Being a peer tutor is a rewarding role — in addition to helping your peers, you can also use the experience to improve their own communication skills and confidence. But what’s the best way to teach others, and how can you be sure they improve their performance?

Take a look at these tutoring tips and tricks for effective peer instruction.

Continue Reading…
Study Abroad

How Study Abroad Boosts Your GPA

February 28, 2020

Each year, more than 20,000 students in the United States study abroad. College students typically choose this route for the adventure, excitement and cultural exposure they’ll experience in another country — but did you know studying overseas has academic benefits, as well?

Compared to those who remain on campus, students who go abroad tend to have better school experiences and show improved academic performance. While in a new country, they tend to boost their GPAs, become more likely to graduate, expand their knowledge base and open up better career prospects. 

Continue Reading…
Learning Styles

What’s Your Learning Style?

February 21, 2020

Can you imagine memorizing the ABCs without singing a song, or learning the U.S. capitals without a map? When you were in kindergarten, your teacher used different learning styles in the classroom — like choreographed dances to remember anatomy and puzzles to learn the 50 states. But as you progress through the school system, it’s unlikely your educators use these same techniques.

Research shows that different learning styles, such as visual, auditory and kinesthetic, may help individuals learn more effectively. In essence, you have to “learn” how to learn.

Continue Reading…
Study Abroad

Cultural Differences Between China and the West on Valentine’s Day

February 14, 2020

From boxes of chocolate to blooming bouquets, February 14 in the United States and other Western countries is the picture of modern romance. But have you ever thought about what Valentine’s Day is like in China? This Eastern celebration of love, commonly referred to as the Qixi Festival, is rooted in traditional gifts, cultural foods and incredible festivities.

Explore the differences between two cultures’ celebrations of this classic romantic holiday.

Continue Reading…
Learning Styles

The Amazing Effects of Immersive Language Learning

January 24, 2020
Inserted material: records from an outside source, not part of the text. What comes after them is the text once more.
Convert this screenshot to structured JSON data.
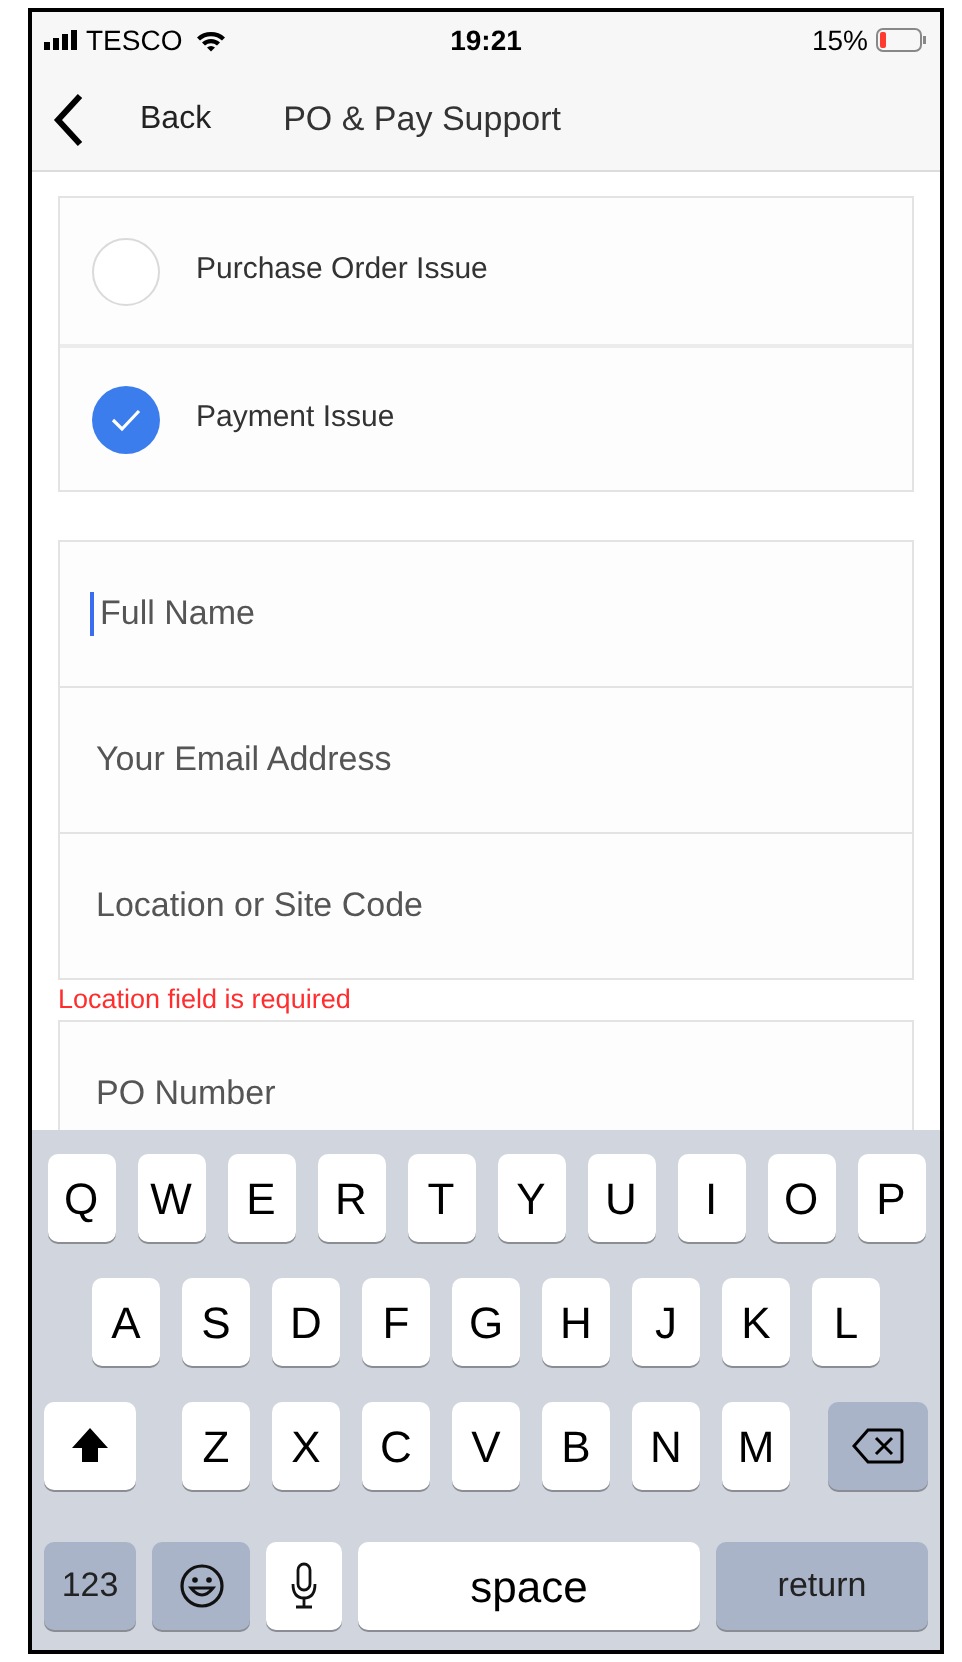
{
  "status_bar": {
    "carrier": "TESCO",
    "time": "19:21",
    "battery": "15%"
  },
  "nav": {
    "back": "Back",
    "title": "PO & Pay Support"
  },
  "issue_options": [
    {
      "label": "Purchase Order Issue",
      "selected": false
    },
    {
      "label": "Payment Issue",
      "selected": true
    }
  ],
  "fields": [
    {
      "placeholder": "Full Name",
      "focused": true
    },
    {
      "placeholder": "Your Email Address",
      "focused": false
    },
    {
      "placeholder": "Location or Site Code",
      "focused": false
    }
  ],
  "error": "Location field is required",
  "po_field": {
    "placeholder": "PO Number"
  },
  "keyboard": {
    "rows": [
      [
        "Q",
        "W",
        "E",
        "R",
        "T",
        "Y",
        "U",
        "I",
        "O",
        "P"
      ],
      [
        "A",
        "S",
        "D",
        "F",
        "G",
        "H",
        "J",
        "K",
        "L"
      ],
      [
        "Z",
        "X",
        "C",
        "V",
        "B",
        "N",
        "M"
      ]
    ],
    "numbers_key": "123",
    "space_key": "space",
    "return_key": "return"
  }
}
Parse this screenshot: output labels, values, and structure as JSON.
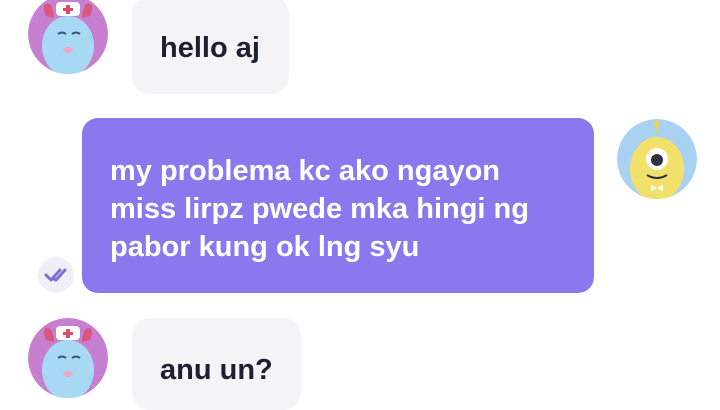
{
  "messages": [
    {
      "sender": "incoming",
      "text": "hello aj",
      "avatar_icon": "nurse-monster-avatar-icon"
    },
    {
      "sender": "outgoing",
      "lines": [
        "my problema kc ako ngayon",
        "miss lirpz pwede mka hingi ng",
        "pabor kung ok lng syu"
      ],
      "avatar_icon": "yellow-alien-avatar-icon",
      "status_icon": "double-check-read-icon"
    },
    {
      "sender": "incoming",
      "text": "anu un?",
      "avatar_icon": "nurse-monster-avatar-icon"
    }
  ],
  "colors": {
    "outgoing_bubble": "#8b78ee",
    "incoming_bubble": "#f4f4f6",
    "incoming_text": "#1d2030",
    "outgoing_text": "#ffffff",
    "read_check": "#7b6fd6"
  }
}
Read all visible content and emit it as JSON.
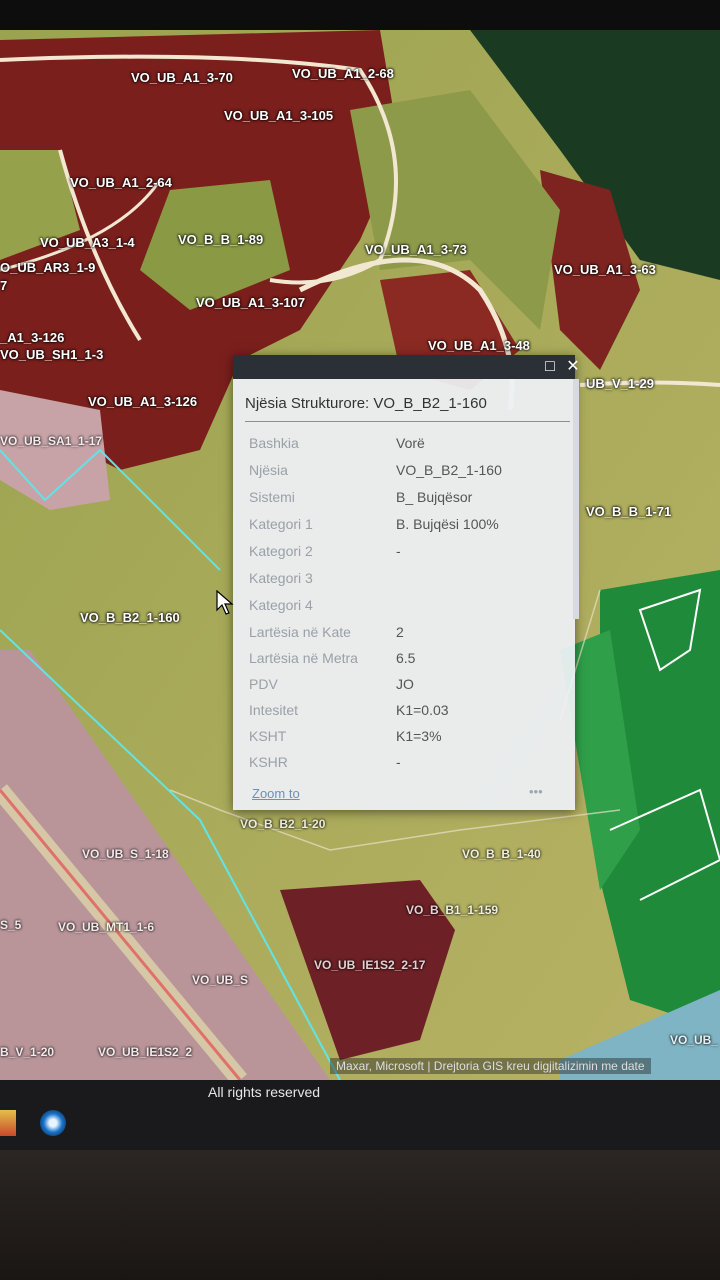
{
  "map": {
    "labels": [
      "VO_UB_A1_3-70",
      "VO_UB_A1_2-68",
      "VO_UB_A1_3-105",
      "VO_UB_A1_2-64",
      "VO_UB_A3_1-4",
      "VO_B_B_1-89",
      "VO_UB_A1_3-73",
      "VO_UB_A1_3-63",
      "O_UB_AR3_1-9",
      "7",
      "VO_UB_A1_3-107",
      "_A1_3-126",
      "VO_UB_SH1_1-3",
      "VO_UB_A1_3-48",
      "VO_UB_A1_3-126",
      "UB_V_1-29",
      "VO_UB_SA1_1-17",
      "VO_B_B_1-71",
      "VO_B_B2_1-160",
      "VO_B_B2_1-20",
      "VO_UB_S_1-18",
      "VO_B_B_1-40",
      "VO_B_B1_1-159",
      "VO_UB_IE1S2_2-17",
      "S_5",
      "VO_UB_MT1_1-6",
      "VO_UB_S",
      "VO_UB_IE1S2_2",
      "B_V_1-20",
      "VO_UB_"
    ],
    "attribution": "Maxar, Microsoft | Drejtoria GIS kreu digjitalizimin me date"
  },
  "popup": {
    "title": "Njësia Strukturore: VO_B_B2_1-160",
    "maximize_icon": "maximize-icon",
    "close_icon": "close-icon",
    "attributes": [
      {
        "key": "Bashkia",
        "value": "Vorë"
      },
      {
        "key": "Njësia",
        "value": "VO_B_B2_1-160"
      },
      {
        "key": "Sistemi",
        "value": "B_ Bujqësor"
      },
      {
        "key": "Kategori 1",
        "value": "B. Bujqësi 100%"
      },
      {
        "key": "Kategori 2",
        "value": "-"
      },
      {
        "key": "Kategori 3",
        "value": ""
      },
      {
        "key": "Kategori 4",
        "value": ""
      },
      {
        "key": "Lartësia në Kate",
        "value": "2"
      },
      {
        "key": "Lartësia në Metra",
        "value": "6.5"
      },
      {
        "key": "PDV",
        "value": "JO"
      },
      {
        "key": "Intesitet",
        "value": "K1=0.03"
      },
      {
        "key": "KSHT",
        "value": "K1=3%"
      },
      {
        "key": "KSHR",
        "value": "-"
      }
    ],
    "zoom_label": "Zoom to",
    "more_label": "•••"
  },
  "footer": {
    "text": "All rights reserved"
  },
  "colors": {
    "urban_parcel": "#7a1f1c",
    "agri_parcel": "#8d9a4a",
    "forest": "#1f8a3a",
    "road": "#f2e8d2",
    "residential": "#b9959a",
    "boundary_cyan": "#5fe4e8"
  }
}
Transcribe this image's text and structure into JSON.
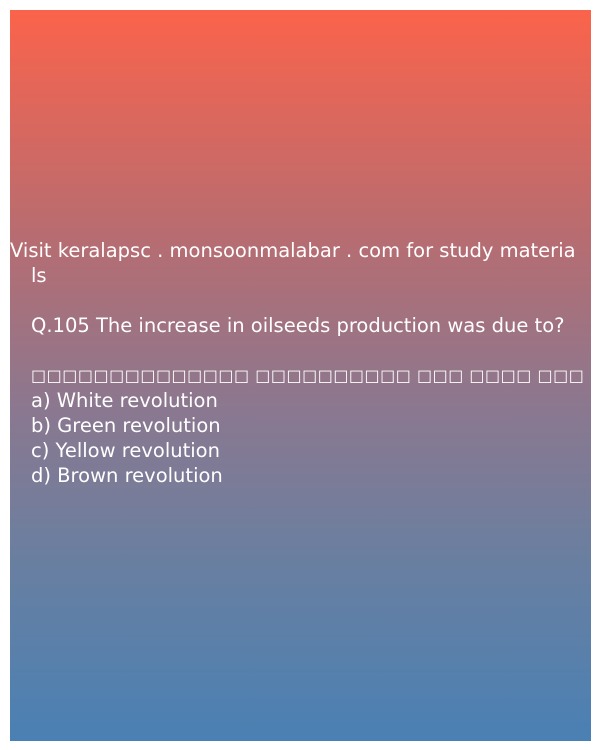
{
  "promo": {
    "line1": "Visit keralapsc . monsoonmalabar . com for study materia",
    "line2": "ls"
  },
  "question": {
    "english": "Q.105 The increase in oilseeds production was due to?",
    "malayalam": "□□□□□□□□□□□□□□ □□□□□□□□□□ □□□ □□□□ □□□ ,□□□□ –?"
  },
  "options": [
    "a) White revolution",
    "b) Green revolution",
    "c) Yellow revolution",
    "d) Brown revolution"
  ]
}
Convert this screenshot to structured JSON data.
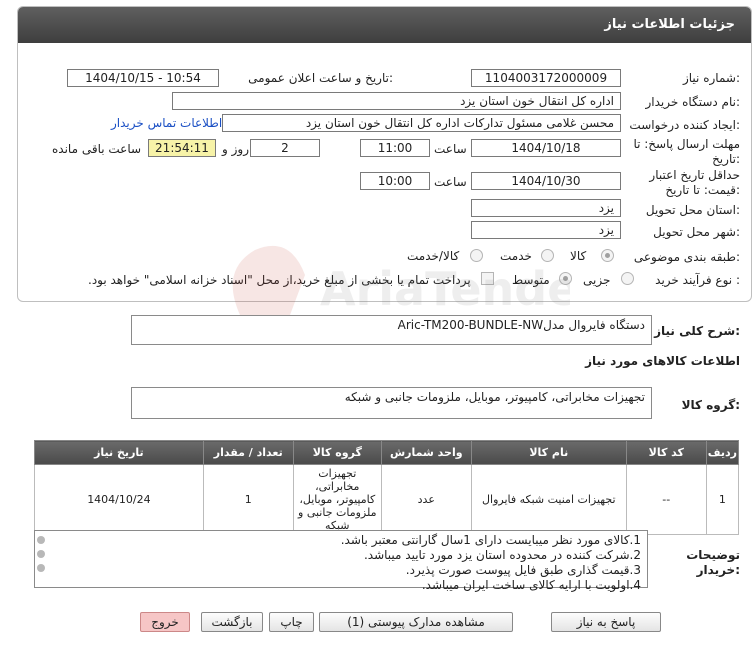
{
  "header": {
    "title": "جزئیات اطلاعات نیاز"
  },
  "form": {
    "need_number_label": "شماره نیاز:",
    "need_number": "1104003172000009",
    "announce_label": "تاریخ و ساعت اعلان عمومی:",
    "announce_value": "1404/10/15 - 10:54",
    "buyer_label": "نام دستگاه خریدار:",
    "buyer_value": "اداره کل انتقال خون استان یزد",
    "creator_label": "ایجاد کننده درخواست:",
    "creator_value": "محسن غلامی مسئول تدارکات اداره کل انتقال خون استان یزد",
    "contact_link": "اطلاعات تماس خریدار",
    "reply_label_1": "مهلت ارسال پاسخ: تا",
    "reply_label_2": "تاریخ:",
    "reply_date": "1404/10/18",
    "time_label": "ساعت",
    "reply_time": "11:00",
    "days_value": "2",
    "days_label": "روز و",
    "remaining_time": "21:54:11",
    "remaining_label": "ساعت باقی مانده",
    "validity_label_1": "حداقل تاریخ اعتبار",
    "validity_label_2": "قیمت: تا تاریخ:",
    "validity_date": "1404/10/30",
    "validity_time": "10:00",
    "province_label": "استان محل تحویل:",
    "province_value": "یزد",
    "city_label": "شهر محل تحویل:",
    "city_value": "یزد",
    "category_label": "طبقه بندی موضوعی:",
    "category_options": [
      "کالا",
      "خدمت",
      "کالا/خدمت"
    ],
    "process_label": "نوع فرآیند خرید :",
    "process_options": [
      "جزیی",
      "متوسط"
    ],
    "payment_text": "پرداخت تمام یا بخشی از مبلغ خرید،از محل \"اسناد خزانه اسلامی\" خواهد بود."
  },
  "summary": {
    "label": "شرح کلی نیاز:",
    "value": "دستگاه فایروال مدلAric-TM200-BUNDLE-NW",
    "goods_info_label": "اطلاعات کالاهای مورد نیاز",
    "group_label": "گروه کالا:",
    "group_value": "تجهیزات مخابراتی، کامپیوتر، موبایل، ملزومات جانبی و شبکه"
  },
  "table": {
    "headers": [
      "ردیف",
      "کد کالا",
      "نام کالا",
      "واحد شمارش",
      "گروه کالا",
      "تعداد / مقدار",
      "تاریخ نیاز"
    ],
    "rows": [
      [
        "1",
        "--",
        "تجهیزات امنیت شبکه فایروال",
        "عدد",
        "تجهیزات مخابراتی، کامپیوتر، موبایل، ملزومات جانبی و شبکه",
        "1",
        "1404/10/24"
      ]
    ]
  },
  "notes": {
    "label_1": "توضیحات",
    "label_2": "خریدار:",
    "lines": [
      "1.کالای مورد نظر میبایست دارای 1سال گارانتی معتبر باشد.",
      "2.شرکت کننده در محدوده استان یزد مورد تایید میباشد.",
      "3.قیمت گذاری طبق فایل پیوست صورت پذیرد.",
      "4.اولویت با ارایه کالای ساخت ایران میباشد."
    ]
  },
  "buttons": {
    "reply": "پاسخ به نیاز",
    "docs": "مشاهده مدارک پیوستی (1)",
    "print": "چاپ",
    "back": "بازگشت",
    "exit": "خروج"
  },
  "watermark": {
    "text": "AriaTender.net"
  },
  "colors": {
    "header_bg": "#4a4a4a",
    "link": "#1a4fc4",
    "timer_bg": "#f7f3a8",
    "exit_bg": "#f6c6c6"
  }
}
Educators and schools often approach languages as a subject — like geometry, math and social studies. In most classrooms, students read textbooks and study flashcards to grasp the basics of Spanish, French and other tongues.

When students study languages with rote memorization, trying to tuck away vocabulary like fun facts, fluency can never happen. Language learning should be approached not as a lesson, but as an experience.

Immersive language learning, or immersion, allows you to learn another language by being directly involved in and surrounded by the language’s culture — a method that not only solidifies understanding and fluency, but deeply etches language into the brain’s hardwiring.

Continue Reading…
College and Career

Top 10 Career Development Apps to Fast-Track Your Future

January 17, 2020

Looking for a leg up in the professional world?

Everyone has a slightly different way of developing their career. You might go to law school and become an attorney, enjoying the direct path from your education to your working life. You could also jump between careers as you learn more about yourself, dive into different types of experience and decide what you want to do.

Whether you’re in school, looking for your first full-time job or currently employed, it’s crucial to expand your career possibilities. Everyone should grow their skills and learn how to use them on-the-job.

Thanks to developments in mobile devices and data, technology is here to make that easier. Check out these top 10 career development apps to fast-track the future of your career:

Continue Reading…
Student Life

10 Easy Mug Recipes to Make Dorm Life Delicious

January 10, 2020

When you’re away at college, it’s natural to experience cravings for a home-cooked meal. But if you live in a dorm, chances are, you don’t have access to an oven. You probably don’t even have a cooktop. What can you whip up with only a microwave and a mug?

Quite a lot! The next time you have a craving for “real” food rather than ramen, try one of these easy mug recipes. You’ll be the envy of your floor when the smell of your cooking wafts through the halls. 

Continue Reading…